Data about app and page elements
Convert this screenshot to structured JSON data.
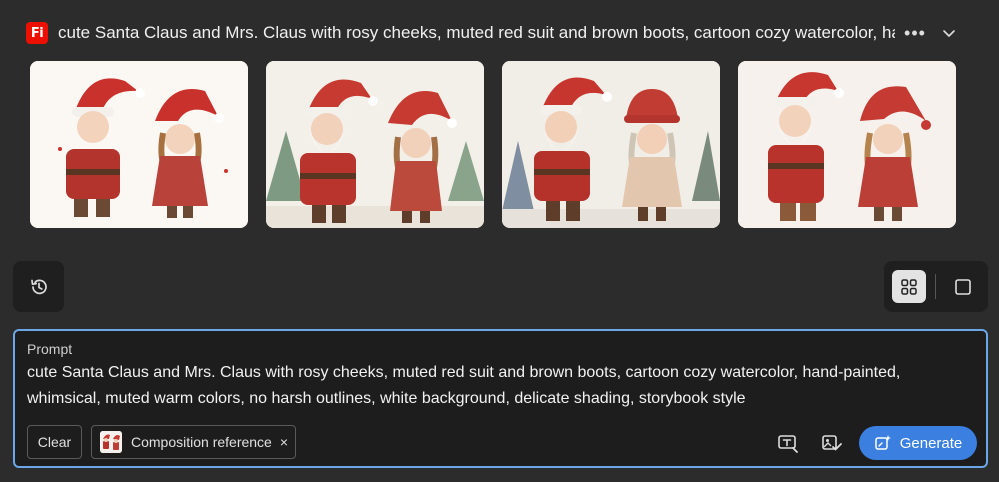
{
  "header": {
    "app_logo_text": "Fi",
    "title": "cute Santa Claus and Mrs. Claus with rosy cheeks, muted red suit and brown boots, cartoon cozy watercolor, hand-painted, whimsical, muted warm colors, no harsh outlines, white background, delicate shading, storybook style",
    "more_icon": "more-horizontal-icon",
    "expand_icon": "chevron-down-icon"
  },
  "results": {
    "images": [
      {
        "label": "Generated image 1"
      },
      {
        "label": "Generated image 2"
      },
      {
        "label": "Generated image 3"
      },
      {
        "label": "Generated image 4"
      }
    ]
  },
  "toolbar": {
    "history_icon": "history-icon",
    "grid_view_icon": "grid-view-icon",
    "single_view_icon": "single-view-icon"
  },
  "prompt": {
    "label": "Prompt",
    "text": "cute Santa Claus and Mrs. Claus with rosy cheeks, muted red suit and brown boots, cartoon cozy watercolor, hand-painted, whimsical, muted warm colors, no harsh outlines, white background, delicate shading, storybook style",
    "clear_label": "Clear",
    "composition_reference_label": "Composition reference",
    "composition_reference_close": "×",
    "generate_label": "Generate"
  },
  "colors": {
    "background": "#2c2c2c",
    "panel": "#1d1d1d",
    "accent": "#3b7fe0",
    "focus_border": "#6aa6e8",
    "brand": "#eb1000"
  }
}
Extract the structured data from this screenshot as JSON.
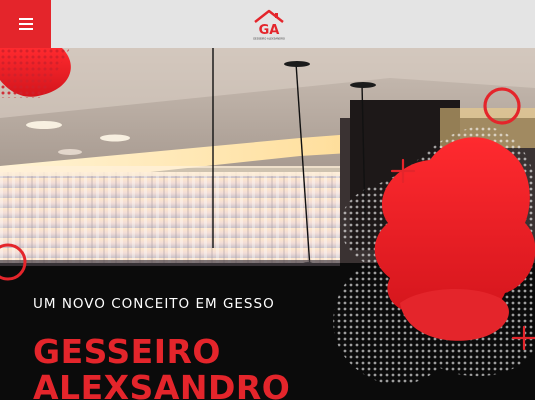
{
  "header": {
    "menu_icon": "hamburger-menu-icon",
    "logo_letters": "GA",
    "logo_caption": "GESSEIRO ALEXSANDRO"
  },
  "hero": {
    "tagline": "UM NOVO CONCEITO EM GESSO",
    "headline_line1": "GESSEIRO",
    "headline_line2": "ALEXSANDRO"
  },
  "colors": {
    "accent_red": "#e4252b",
    "header_bg": "#e4e4e4",
    "hero_bg": "#0d0d0d",
    "text_white": "#ffffff"
  }
}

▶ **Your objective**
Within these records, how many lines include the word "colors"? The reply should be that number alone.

▶ **Result of this exercise**
4